Friday, April 18, 2008

Books and Binding

If you grew up loving books, you might – like me – have dreamed of becoming a writer one day.

On the other hand, you might have grown up loving books and never once entertained the notion of binding a book on your own.

My favorite teachers in school read aloud to me, and I watched them opening the covers of books and turning the pages, sometimes holding them open to show an artist's illustrations as I listened to the text being read aloud. My eyes enjoyed the familiar shape of the pages fanning out, rippling in waves until the teacher's fingers flattened the pages and steadied them.

I understood that not all books lay flat, that new books especially had pages that wanted to balloon, to bounce, to dive back and rest safely inside the covers again. I understood that this tendency had something to do with the spine of the book (I didn’t know it was called a spine), some mechanism tightly knit and ordinarily hidden under the extended fabric of the cover.

I early learned to envy the skill of the writers of books. On the other hand, I acknowledged the power wielded by books’ illustrators without ever hoping to wield it myself, and I had no idea who the shadowy individuals might be who knew how to keep pages together inside a book's covers.

I had exceptional luck with writing. I discovered that emulating successful artisans of words was helpful in my doing well in school. With deft circumlocution I managed to explore things in my personal journal that could pass the censure of nosy family members. In my first years in seminary, I even wrote weekly letters to my parents that succeeded in sounding as though we had regularly and warmly communicated everything that was important to us in the years before my entering.

Sad to say, those letters were largely works of fiction. I confessed as much to my friend Michael when we visited last month in New Orleans. An English teacher, Michael is used to commenting on someone’s writing, and the letter he sent me the week after my trip was a gift of characteristic insight and generosity:

One thought that has occurred to me is how your own exquisite writing skills themselves, ironically, belie a deeper turmoil. Your carefully measured prose, your perceptive and nuanced reflections hint at a well-ordered inner house. But these, I think you would now tell me, are (have been) the scaffolding holding up some disrepair. Writing has been one tool, among others I am sure, of survival. I am glad you have that tool. I hope you find many others.

A consoling and emboldening thought: the many other tools of survival that may be available to this inveterate wordsman. So here…

What I have recently begun to explore is the craft of bookbinding. In my fifties I have uncovered in myself a fascination with the ways books hold physically what those of us who craft sentences and paragraphs dream of preserving in them. Borrow an image from my friend Michael, and you might say that I am setting my hand to creating the physical scaffolding for the writing and reading that have been lifelines for me.
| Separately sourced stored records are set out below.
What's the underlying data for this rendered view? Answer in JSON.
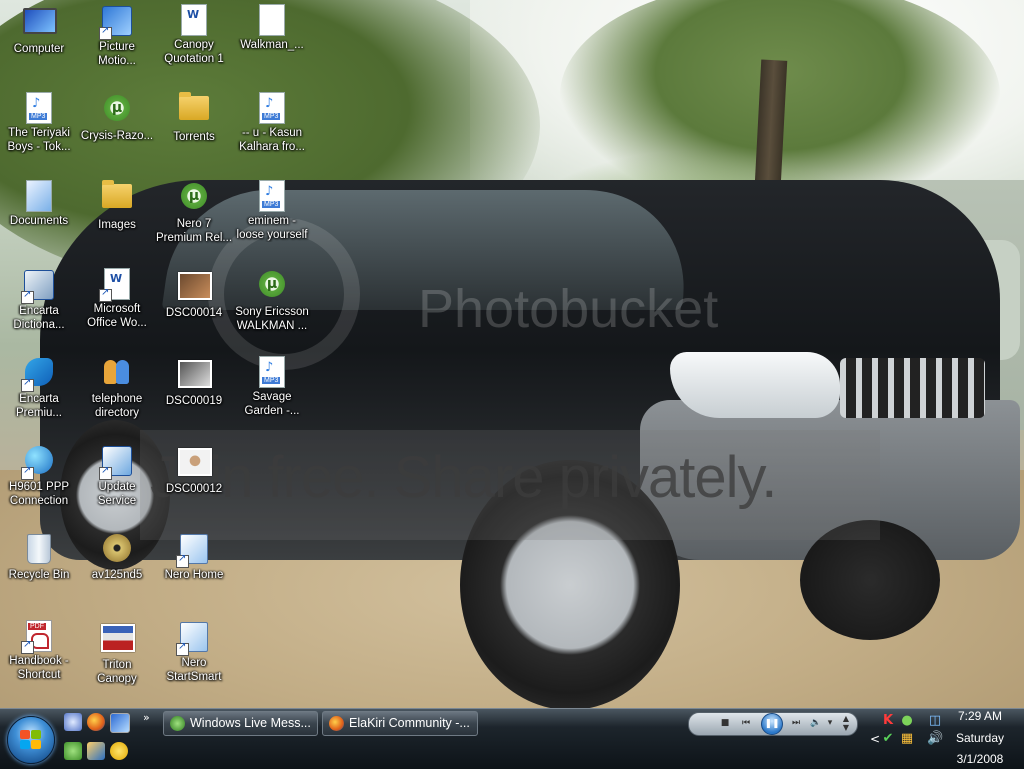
{
  "desktop": {
    "icons": [
      {
        "label": "Computer"
      },
      {
        "label": "Picture\nMotio..."
      },
      {
        "label": "Canopy\nQuotation 1"
      },
      {
        "label": "Walkman_..."
      },
      {
        "label": "The Teriyaki\nBoys - Tok..."
      },
      {
        "label": "Crysis-Razo..."
      },
      {
        "label": "Torrents"
      },
      {
        "label": "-- u - Kasun\nKalhara fro..."
      },
      {
        "label": "Documents"
      },
      {
        "label": "Images"
      },
      {
        "label": "Nero 7\nPremium Rel..."
      },
      {
        "label": "eminem -\nloose yourself"
      },
      {
        "label": "Encarta\nDictiona..."
      },
      {
        "label": "Microsoft\nOffice Wo..."
      },
      {
        "label": "DSC00014"
      },
      {
        "label": "Sony Ericsson\nWALKMAN ..."
      },
      {
        "label": "Encarta\nPremiu..."
      },
      {
        "label": "telephone\ndirectory"
      },
      {
        "label": "DSC00019"
      },
      {
        "label": "Savage\nGarden -..."
      },
      {
        "label": "H9601 PPP\nConnection"
      },
      {
        "label": "Update\nService"
      },
      {
        "label": "DSC00012"
      },
      {
        "label": "Recycle Bin"
      },
      {
        "label": "av125nd5"
      },
      {
        "label": "Nero Home"
      },
      {
        "label": "Handbook -\nShortcut"
      },
      {
        "label": "Triton\nCanopy"
      },
      {
        "label": "Nero\nStartSmart"
      }
    ]
  },
  "wallpaper": {
    "watermark_logo": "Photobucket",
    "watermark_slogan": "Join free. Share privately."
  },
  "taskbar": {
    "quick_launch_chevron": "»",
    "tasks": [
      {
        "label": "Windows Live Mess..."
      },
      {
        "label": "ElaKiri Community -..."
      }
    ],
    "tray_chevron": "<",
    "clock": {
      "time": "7:29 AM",
      "day": "Saturday",
      "date": "3/1/2008"
    }
  }
}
On a Saturday morning two weeks ago, I stood at a bookbinder’s workbench in a local crafts school and began. It was important to feel myself in a new environment and at a new task. It was reassuring to look around me and see nothing familiar and be able to listen to what my hands and eyes wanted to say with the materials before me.
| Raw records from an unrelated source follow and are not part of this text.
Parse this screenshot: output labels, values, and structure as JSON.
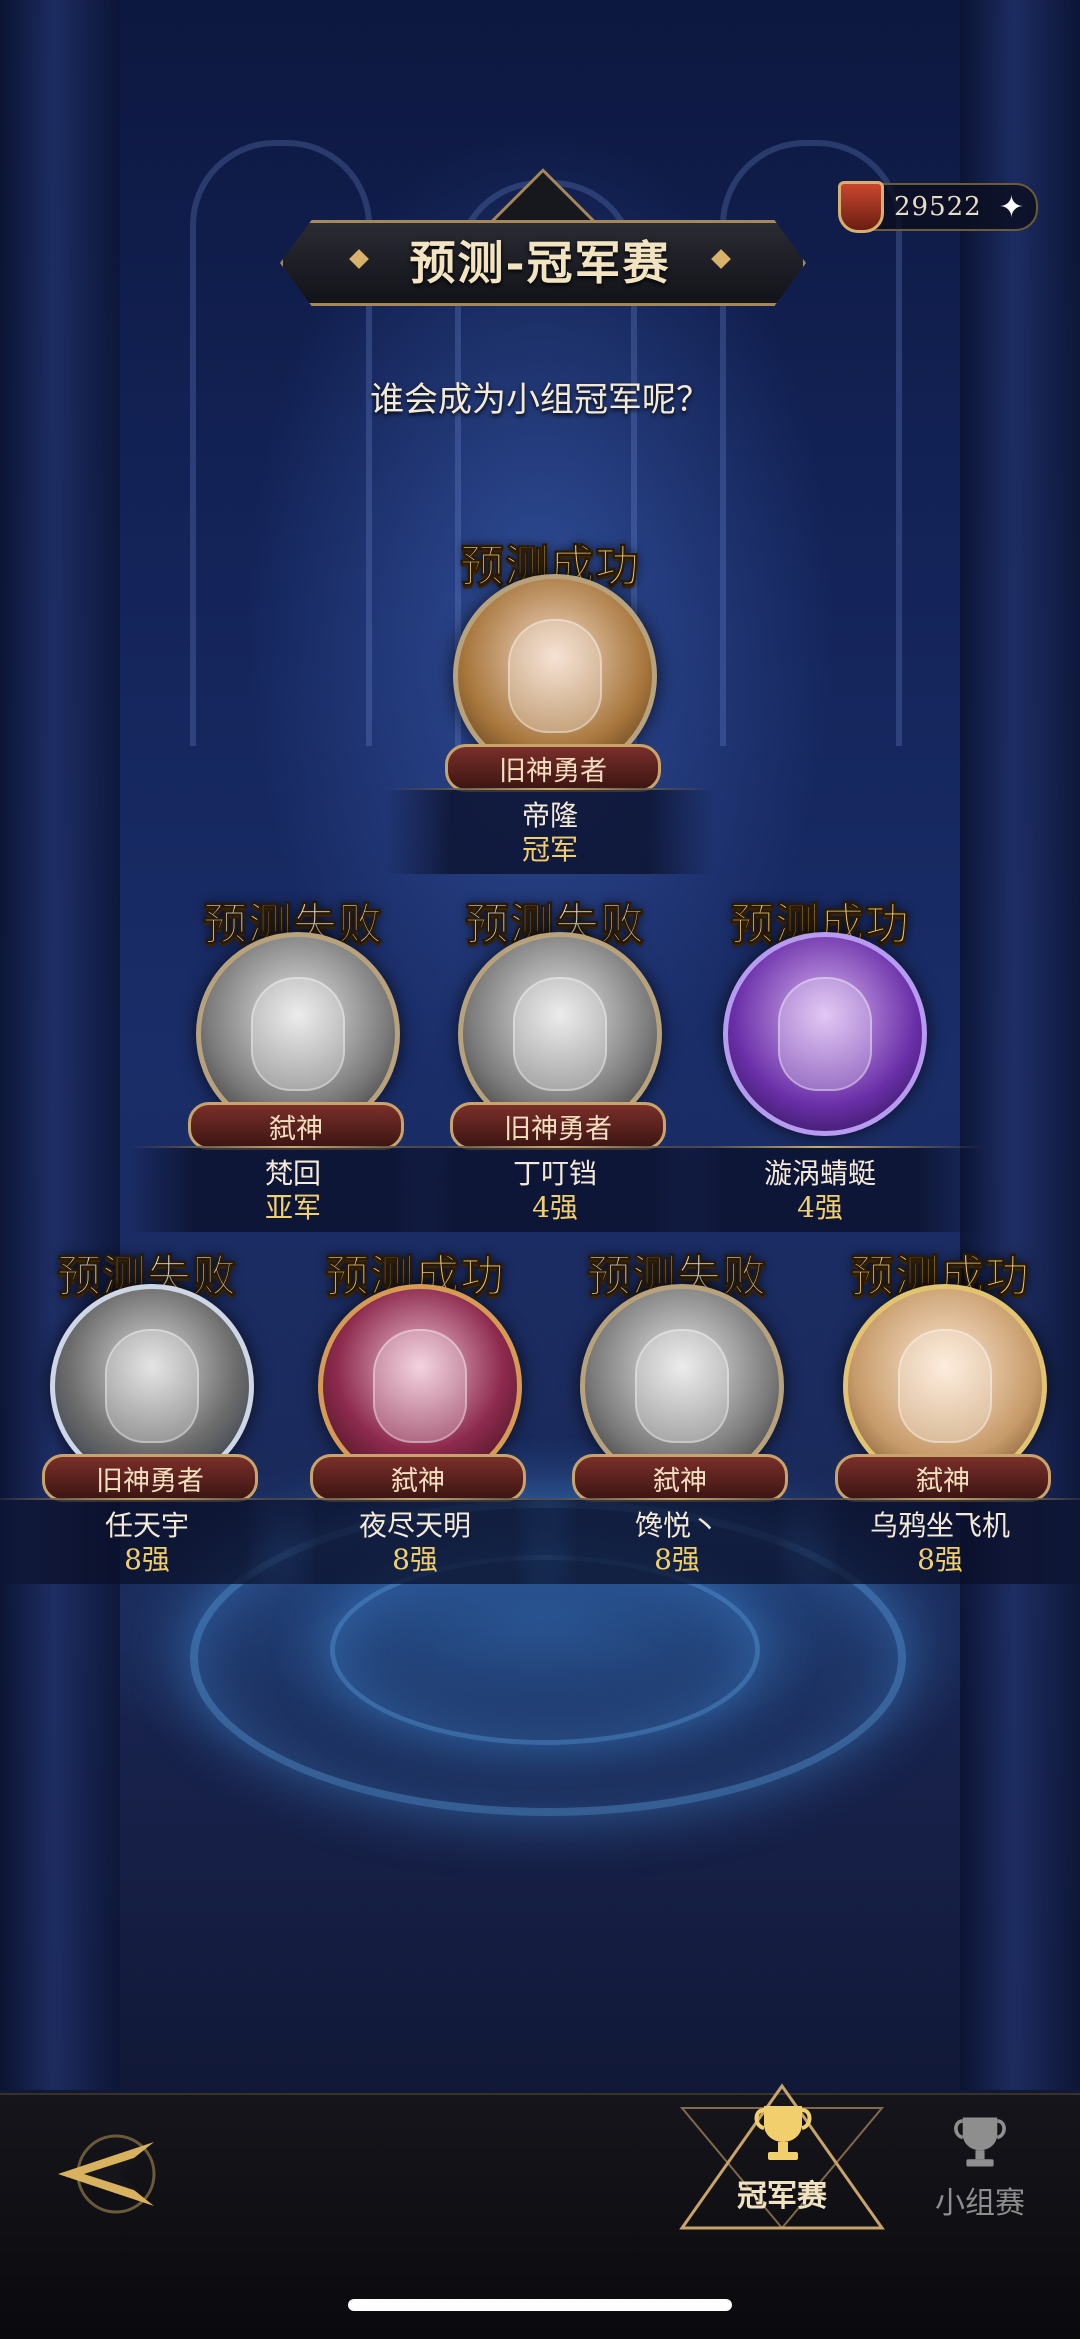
{
  "currency": {
    "amount": "29522",
    "plus": "✦",
    "icon": "shield-icon"
  },
  "header": {
    "title": "预测-冠军赛",
    "subtitle": "谁会成为小组冠军呢？"
  },
  "champion": {
    "result": "预测成功",
    "faction": "旧神勇者",
    "name": "帝隆",
    "rank": "冠军"
  },
  "semifinal": [
    {
      "result": "预测失败",
      "faction": "弑神",
      "name": "梵回",
      "rank": "亚军"
    },
    {
      "result": "预测失败",
      "faction": "旧神勇者",
      "name": "丁叮铛",
      "rank": "4强"
    },
    {
      "result": "预测成功",
      "faction": "",
      "name": "漩涡蜻蜓",
      "rank": "4强"
    }
  ],
  "quarterfinal": [
    {
      "result": "预测失败",
      "faction": "旧神勇者",
      "name": "任天宇",
      "rank": "8强"
    },
    {
      "result": "预测成功",
      "faction": "弑神",
      "name": "夜尽天明",
      "rank": "8强"
    },
    {
      "result": "预测失败",
      "faction": "弑神",
      "name": "馋悦丶",
      "rank": "8强"
    },
    {
      "result": "预测成功",
      "faction": "弑神",
      "name": "乌鸦坐飞机",
      "rank": "8强"
    }
  ],
  "bottom": {
    "champion_tab": "冠军赛",
    "group_tab": "小组赛"
  },
  "colors": {
    "success": "#f2d37a",
    "fail": "#d9d9d9",
    "rank": "#f2cf6d",
    "frame": "#c8a46a"
  }
}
I am proud of what I have managed.

Photo uploaded from CJ's Woodland Shed


Ur-spo said...

i share with you the love and passion for writing and books.
Blogging allows me to fufill the need to write.
I have a friend who makes his own paper and books; it is a fascinating craft to observe.

MperiodPress said...
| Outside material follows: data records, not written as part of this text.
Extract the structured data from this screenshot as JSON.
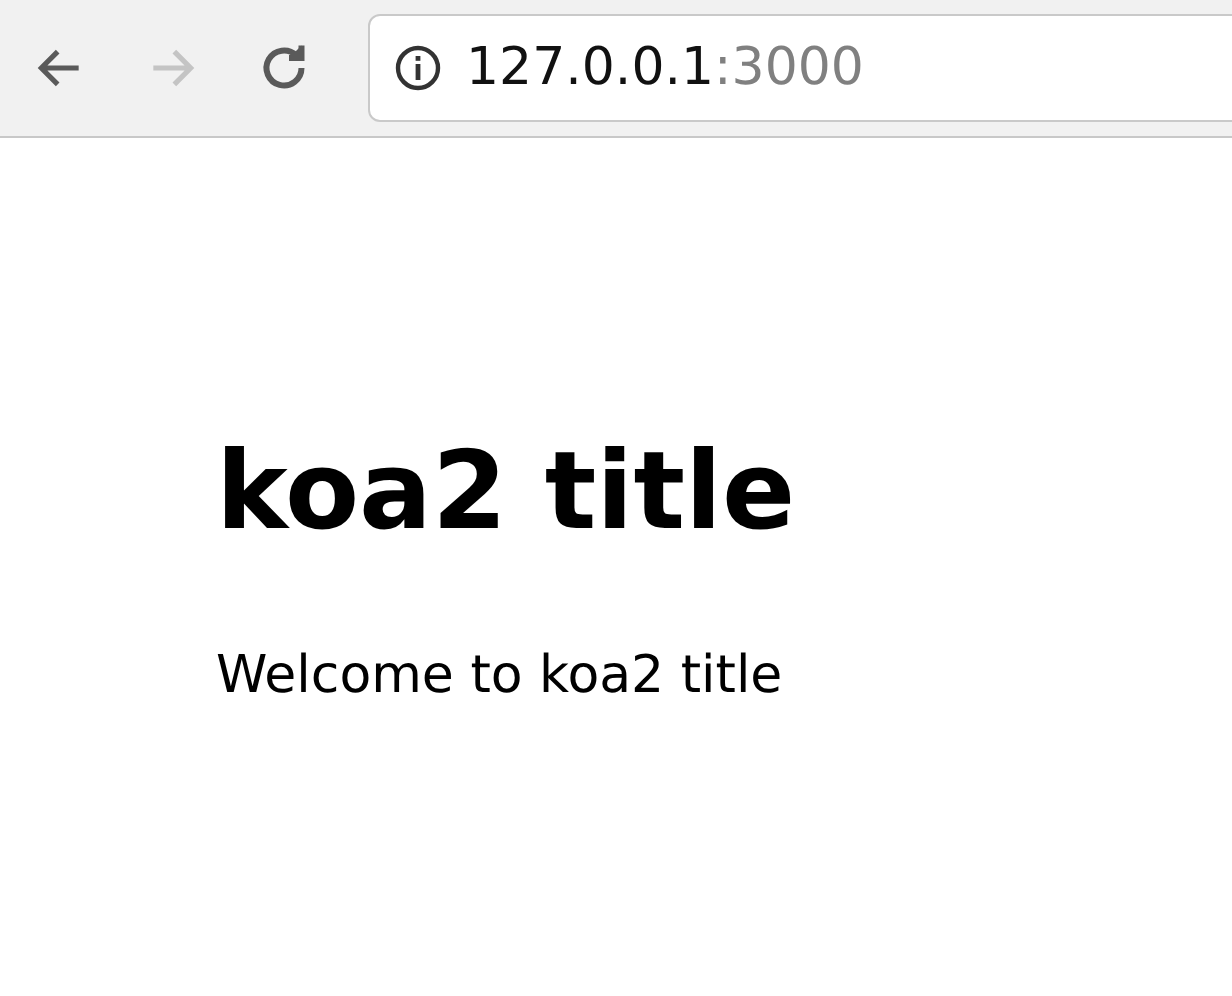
{
  "toolbar": {
    "nav_buttons": [
      {
        "kind": "back",
        "disabled": false
      },
      {
        "kind": "forward",
        "disabled": true
      },
      {
        "kind": "reload",
        "disabled": false
      }
    ],
    "address": {
      "host": "127.0.0.1",
      "port": ":3000"
    }
  },
  "page": {
    "heading": "koa2 title",
    "paragraph": "Welcome to koa2 title"
  }
}
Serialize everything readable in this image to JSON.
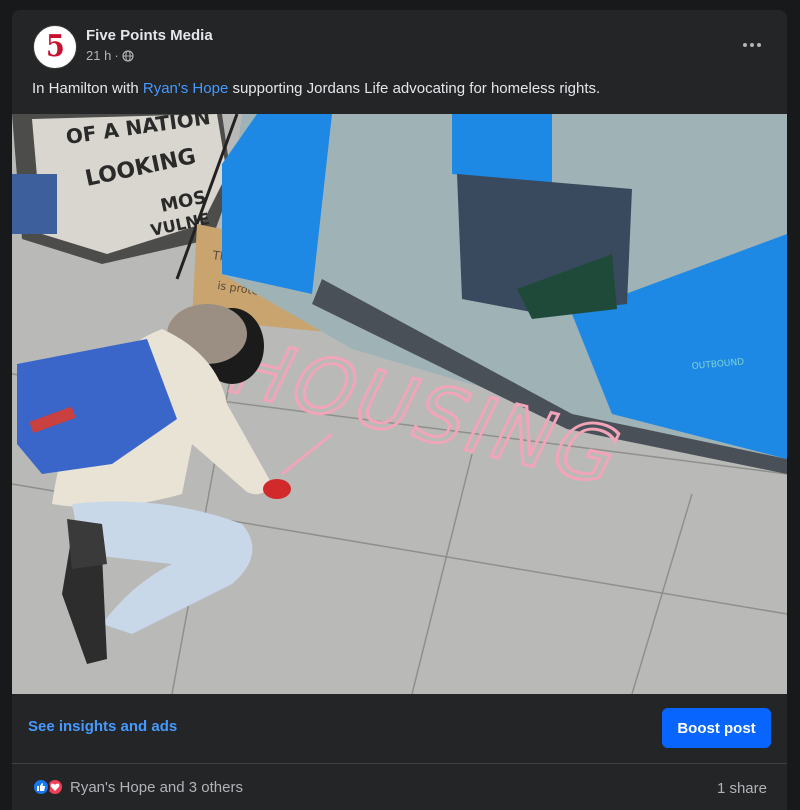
{
  "post": {
    "page_name": "Five Points Media",
    "avatar_mark": "5",
    "time": "21 h",
    "dot": "·",
    "caption": {
      "prefix": "In Hamilton with ",
      "mention": "Ryan's Hope",
      "suffix": " supporting Jordans Life advocating for homeless rights."
    },
    "more_icon": "more-horizontal-icon",
    "privacy_icon": "globe-icon"
  },
  "photo": {
    "banner_text": [
      "OF A NATION",
      "LOOKING",
      "MOS",
      "VULNE"
    ],
    "cardboard_sign": [
      "This tent",
      "is protected"
    ],
    "chalk_text": "HOUSING",
    "tent_brand": "OUTBOUND"
  },
  "actions": {
    "insights_label": "See insights and ads",
    "boost_label": "Boost post"
  },
  "stats": {
    "reactions_text": "Ryan's Hope and 3 others",
    "shares_text": "1 share",
    "reaction_icons": [
      "like-icon",
      "love-icon"
    ]
  },
  "colors": {
    "background": "#18191a",
    "card": "#242526",
    "link": "#4599ff",
    "boost": "#0866ff",
    "chalk": "#f2a5b8",
    "tent_blue": "#1e88e5"
  }
}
Just last night I was at a bookstore and found a copy of a paperback recently recommended by a friend. In a habit formed as a young child, I looked at the binding of every copy before deciding which one would come home with me. Another customer saw me and asked "Excuse me, but are you actually going to read all of those?" He was joking....the book is about 600 pages. All I could summon to say, politely, was "Bindings matter to me."

I so relied on the worlds created by authors...worlds that were describable, constant, present, instantly available to a kid with a keen sense of imagination and a desire to be elsewhere.

A good binding meant it would last and I was welcome to return

Good bindings, to this day, mean things will last. That's what healthy relationships are, afterall--no?

I am happy for your taking up this new aspect of literary art. Sew on, wordsman and friend.

Jim said...

Donald, I only just realized that the root meaning of the word"intimacy" is "moving into that which is fearsome". I am grateful that you share with us your own struggle beyond survival and into real intimacy, whatever the cost. I agree with your friend, Michael. Sometimes I find that my own words are a way to smokescreen that which is in disrepair and which I don't want others to see. I can use words to prove my insightfulness,as if that is enough. But, as my own years of therapy keep telling me, it's all about action--new choices and heading into the sometimes unknown. Your journey is a brave and encouraging one. Please know that.

Donald said...

After a weekend of travel, it is heartening to return to the comments of readers who want to burrow further into the mystery of our words and the books that contain them.

Yes, let us all move into that which is fearsome and prove ourselves worthy of the hearts that have been given us.